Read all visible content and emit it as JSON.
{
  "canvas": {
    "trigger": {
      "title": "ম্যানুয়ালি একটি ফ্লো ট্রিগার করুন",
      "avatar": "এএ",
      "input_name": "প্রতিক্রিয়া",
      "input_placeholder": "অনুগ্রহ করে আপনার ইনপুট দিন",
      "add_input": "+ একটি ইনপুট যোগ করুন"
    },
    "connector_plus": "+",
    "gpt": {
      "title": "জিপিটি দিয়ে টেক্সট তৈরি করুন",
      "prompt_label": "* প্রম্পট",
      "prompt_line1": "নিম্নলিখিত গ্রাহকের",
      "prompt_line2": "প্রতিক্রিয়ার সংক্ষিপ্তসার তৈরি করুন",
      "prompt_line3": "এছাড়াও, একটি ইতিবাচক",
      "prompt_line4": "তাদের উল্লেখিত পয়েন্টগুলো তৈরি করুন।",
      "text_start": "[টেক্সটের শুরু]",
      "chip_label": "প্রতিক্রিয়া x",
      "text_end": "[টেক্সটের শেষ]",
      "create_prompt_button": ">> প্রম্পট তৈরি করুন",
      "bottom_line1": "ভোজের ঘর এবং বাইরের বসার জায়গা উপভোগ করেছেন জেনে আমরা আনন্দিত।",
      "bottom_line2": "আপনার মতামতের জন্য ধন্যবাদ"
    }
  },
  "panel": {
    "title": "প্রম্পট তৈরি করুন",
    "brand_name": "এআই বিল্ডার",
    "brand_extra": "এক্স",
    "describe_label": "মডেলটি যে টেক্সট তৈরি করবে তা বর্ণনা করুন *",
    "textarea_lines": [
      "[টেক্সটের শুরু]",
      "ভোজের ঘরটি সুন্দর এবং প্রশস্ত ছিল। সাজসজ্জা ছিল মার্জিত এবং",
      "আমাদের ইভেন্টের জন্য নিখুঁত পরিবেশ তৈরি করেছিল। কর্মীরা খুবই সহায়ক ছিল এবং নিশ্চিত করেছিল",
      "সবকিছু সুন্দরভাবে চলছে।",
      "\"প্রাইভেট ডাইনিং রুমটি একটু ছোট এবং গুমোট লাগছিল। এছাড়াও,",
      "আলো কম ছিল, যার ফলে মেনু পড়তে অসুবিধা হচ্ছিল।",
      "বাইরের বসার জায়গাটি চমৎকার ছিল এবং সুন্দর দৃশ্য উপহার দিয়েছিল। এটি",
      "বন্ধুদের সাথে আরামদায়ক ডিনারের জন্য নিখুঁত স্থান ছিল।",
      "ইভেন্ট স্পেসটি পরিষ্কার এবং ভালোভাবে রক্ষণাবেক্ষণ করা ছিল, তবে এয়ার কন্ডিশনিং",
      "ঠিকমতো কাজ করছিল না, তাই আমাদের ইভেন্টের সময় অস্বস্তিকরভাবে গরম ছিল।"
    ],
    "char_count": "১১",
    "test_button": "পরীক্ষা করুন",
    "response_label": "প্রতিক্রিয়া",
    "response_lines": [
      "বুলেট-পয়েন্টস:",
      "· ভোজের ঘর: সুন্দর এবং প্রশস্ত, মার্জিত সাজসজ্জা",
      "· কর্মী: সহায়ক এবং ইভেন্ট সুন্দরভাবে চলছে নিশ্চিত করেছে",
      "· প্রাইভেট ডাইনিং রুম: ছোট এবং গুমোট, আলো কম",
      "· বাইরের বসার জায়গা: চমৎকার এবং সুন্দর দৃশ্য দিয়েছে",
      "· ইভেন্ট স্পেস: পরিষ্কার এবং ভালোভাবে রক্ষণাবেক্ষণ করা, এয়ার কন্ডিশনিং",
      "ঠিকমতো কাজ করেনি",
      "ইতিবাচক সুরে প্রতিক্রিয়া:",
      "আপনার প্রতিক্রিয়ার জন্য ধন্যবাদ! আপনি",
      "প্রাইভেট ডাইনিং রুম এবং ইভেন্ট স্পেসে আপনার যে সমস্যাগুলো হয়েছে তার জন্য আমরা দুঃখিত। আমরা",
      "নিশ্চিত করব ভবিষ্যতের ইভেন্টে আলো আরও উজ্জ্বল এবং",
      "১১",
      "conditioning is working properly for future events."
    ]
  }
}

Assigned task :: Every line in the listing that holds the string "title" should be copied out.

Answer below ::
      "title": "ম্যানুয়ালি একটি ফ্লো ট্রিগার করুন",
      "title": "জিপিটি দিয়ে টেক্সট তৈরি করুন",
    "title": "প্রম্পট তৈরি করুন",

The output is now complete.